While the demise of mass politics has long been discussed, most memorably in Peter Mair’s Ruling the Void, never before has the erosion of liberal democratic politics been a subject of comedy. In The Newsroom, first aired in 2012, the fact the US is no longer ‘the greatest country in the world’ is cause for anguish. Watch that back and you can almost see Roman and Logan blowing raspberries and calling the lead character, played by Jeff Daniels, a fucking idiot from the audience. This reflects something broader: the ruling ideology has gone from managed democracy, anxious of decline, to conspicuous mass cynicism.

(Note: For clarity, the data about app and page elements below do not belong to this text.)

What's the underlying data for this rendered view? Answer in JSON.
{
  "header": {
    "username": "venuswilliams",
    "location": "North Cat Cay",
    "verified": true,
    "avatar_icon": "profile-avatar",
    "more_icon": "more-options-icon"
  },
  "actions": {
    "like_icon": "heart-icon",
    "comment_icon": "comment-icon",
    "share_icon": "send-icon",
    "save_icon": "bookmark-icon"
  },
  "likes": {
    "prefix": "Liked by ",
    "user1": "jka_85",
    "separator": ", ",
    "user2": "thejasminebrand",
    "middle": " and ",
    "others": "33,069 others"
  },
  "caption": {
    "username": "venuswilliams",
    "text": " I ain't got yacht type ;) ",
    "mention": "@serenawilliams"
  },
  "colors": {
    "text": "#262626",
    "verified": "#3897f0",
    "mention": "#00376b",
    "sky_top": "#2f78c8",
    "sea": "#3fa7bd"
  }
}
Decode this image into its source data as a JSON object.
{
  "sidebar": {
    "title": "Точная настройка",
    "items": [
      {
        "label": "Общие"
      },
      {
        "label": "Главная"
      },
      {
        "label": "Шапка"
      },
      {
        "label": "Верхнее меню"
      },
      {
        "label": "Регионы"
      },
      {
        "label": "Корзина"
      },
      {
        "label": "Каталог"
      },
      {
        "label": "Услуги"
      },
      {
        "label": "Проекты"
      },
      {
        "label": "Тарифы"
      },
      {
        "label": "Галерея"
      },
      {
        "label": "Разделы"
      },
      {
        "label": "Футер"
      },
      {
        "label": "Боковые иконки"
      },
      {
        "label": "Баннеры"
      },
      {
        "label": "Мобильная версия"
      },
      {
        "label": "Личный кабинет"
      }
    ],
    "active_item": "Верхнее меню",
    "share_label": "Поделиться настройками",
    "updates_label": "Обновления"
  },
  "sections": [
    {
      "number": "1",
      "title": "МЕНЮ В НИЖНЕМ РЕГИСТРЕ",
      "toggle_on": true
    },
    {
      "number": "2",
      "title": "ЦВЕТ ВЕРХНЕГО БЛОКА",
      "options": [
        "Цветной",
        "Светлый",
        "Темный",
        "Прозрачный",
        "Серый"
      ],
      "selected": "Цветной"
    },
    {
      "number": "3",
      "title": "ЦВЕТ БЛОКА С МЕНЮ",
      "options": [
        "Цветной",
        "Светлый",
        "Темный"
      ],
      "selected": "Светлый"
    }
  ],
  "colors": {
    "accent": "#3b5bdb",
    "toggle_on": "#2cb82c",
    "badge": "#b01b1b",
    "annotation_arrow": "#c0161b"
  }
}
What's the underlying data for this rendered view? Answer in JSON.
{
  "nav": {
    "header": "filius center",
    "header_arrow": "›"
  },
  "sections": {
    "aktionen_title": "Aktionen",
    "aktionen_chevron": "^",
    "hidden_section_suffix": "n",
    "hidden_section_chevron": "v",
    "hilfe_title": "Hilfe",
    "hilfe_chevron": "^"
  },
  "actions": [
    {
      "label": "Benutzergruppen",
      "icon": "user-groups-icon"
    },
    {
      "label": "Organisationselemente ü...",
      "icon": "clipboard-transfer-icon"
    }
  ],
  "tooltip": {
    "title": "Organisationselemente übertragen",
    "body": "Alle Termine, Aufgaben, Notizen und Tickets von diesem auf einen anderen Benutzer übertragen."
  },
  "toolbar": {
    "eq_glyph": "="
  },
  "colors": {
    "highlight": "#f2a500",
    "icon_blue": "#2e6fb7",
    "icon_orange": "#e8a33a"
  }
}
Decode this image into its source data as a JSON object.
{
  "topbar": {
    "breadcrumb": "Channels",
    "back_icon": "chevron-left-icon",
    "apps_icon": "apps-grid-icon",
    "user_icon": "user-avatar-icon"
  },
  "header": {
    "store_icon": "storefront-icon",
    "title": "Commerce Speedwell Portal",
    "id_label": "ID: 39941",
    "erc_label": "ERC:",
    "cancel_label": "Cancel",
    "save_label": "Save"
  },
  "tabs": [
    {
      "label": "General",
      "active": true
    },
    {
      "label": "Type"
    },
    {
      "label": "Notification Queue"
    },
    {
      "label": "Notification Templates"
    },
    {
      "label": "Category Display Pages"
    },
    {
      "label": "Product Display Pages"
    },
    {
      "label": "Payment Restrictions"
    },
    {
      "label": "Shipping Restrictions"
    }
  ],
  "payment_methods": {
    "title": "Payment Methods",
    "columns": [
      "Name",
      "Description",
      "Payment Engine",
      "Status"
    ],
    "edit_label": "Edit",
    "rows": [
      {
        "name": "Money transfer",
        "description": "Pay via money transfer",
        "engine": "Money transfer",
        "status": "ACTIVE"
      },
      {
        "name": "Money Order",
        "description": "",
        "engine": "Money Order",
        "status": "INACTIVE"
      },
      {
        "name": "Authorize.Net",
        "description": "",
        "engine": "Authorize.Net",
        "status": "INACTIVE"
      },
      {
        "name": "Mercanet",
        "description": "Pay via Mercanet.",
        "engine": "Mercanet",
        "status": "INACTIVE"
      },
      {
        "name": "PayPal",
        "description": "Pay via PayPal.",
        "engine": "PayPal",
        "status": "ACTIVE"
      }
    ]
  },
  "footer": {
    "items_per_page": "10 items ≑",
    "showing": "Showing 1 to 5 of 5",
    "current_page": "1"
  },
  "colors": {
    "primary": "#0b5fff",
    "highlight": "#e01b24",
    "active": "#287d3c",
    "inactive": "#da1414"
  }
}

Which raises the question of what kind of politics this all gives rise to – as a bankrupt economic model staggers on and US might is undermined both within and beyond its borders as inequality spirals and China’s rise continues. How does a culture built on new frontiers and the promise of a brighter tomorrow deal with the loss of hegemony and defeats like Afghanistan and Covid-19? In this context, and like Waystar Royco, it is increasingly unclear what the US itself stands for beyond its own preservation – a problem when mythology is so central to your collective sense of self. Is the mission of the company simply to remain at the top – even if that means hastening the demise of the body politic? Does the same apply to the US and our planet? Just as the passing of power between Logan and his children is a totem for boomers and millennials – and their phoney war at the level of the elite – the chaotic juggernaut of Waystar Royco is nothing less than America’s tottering republic.
In the Discourses, written four years after The Prince, Machiavelli alleged that it was the loss of their pagan religion which precipitated the fall of the Roman Empire: “As the observance of religious teaching is the cause of the greatness of republics, similarly, disdain for it is the cause of their ruin.” In writing those words the Florentine did not mean religion in a theological sense, but was rather highlighting how successful societies need stories which cohere them – the word ‘religio’ likely derived from the Latin ‘ligare’ (meaning to bind together). No republic, no matter how outwardly powerful, can last if its citizens inhabit separate mental worlds. If the US elite has proselytised a shared creed in recent decades, it can be distilled in a single sentence: look after number one. Succession offers the perfect snapshot of where that leads, as much of the public not only becomes indifferent to democratic decay, but elites are ambivalent as to whether something worse might come along.